SPLC Accuses Oath Keepers of Inciting “Armed Confrontation” Over Sugar Pine Mine
2015-04-24 20:22
The Southern Poverty Law Center has accused Oath Keepers of inciting an armed confrontation with BLM authorities over the Sugar Pine Mine dispute in Oregon, despite the fact that the organization has explicitly stated that it is not promoting armed confrontation with the feds. In an article provocatively posted on the organization’s ‘Hatewatch’ section entitled Oath Keepers Descend Upon Oregon with ...
PayPal Asserts Copyright Ownership Over All Intellectual Property of its Users
2015-04-24 19:59

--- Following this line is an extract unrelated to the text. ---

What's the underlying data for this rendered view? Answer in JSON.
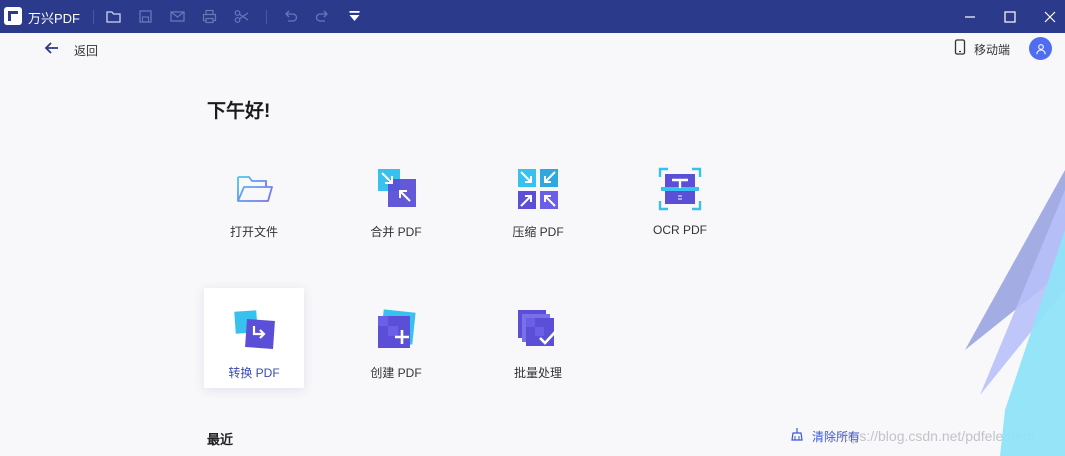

In an alarming new update to its user agreement released this week, PayPal has announced that it will assert copyright ownership over all intellectual property of anyone who uses its payment services. The update comes in the aftermath of the announcement that eBay and PayPal will split apart into two separate companies. Under the heading “Intellectual Property,” PayPal announces that it is ...
Straight pride fliers removed from YSU campus
2015-04-24 19:41
Leaders with the Student Government Association at Youngstown State University said they decided to act quickly this week when posters showed up on campus promoting “Straight Pride” week next month. The posters contained profanity, which our station has blurred for viewers. The posters promote the event as a way of not showing the differences between students. Campus leaders said while they believe ...
More News »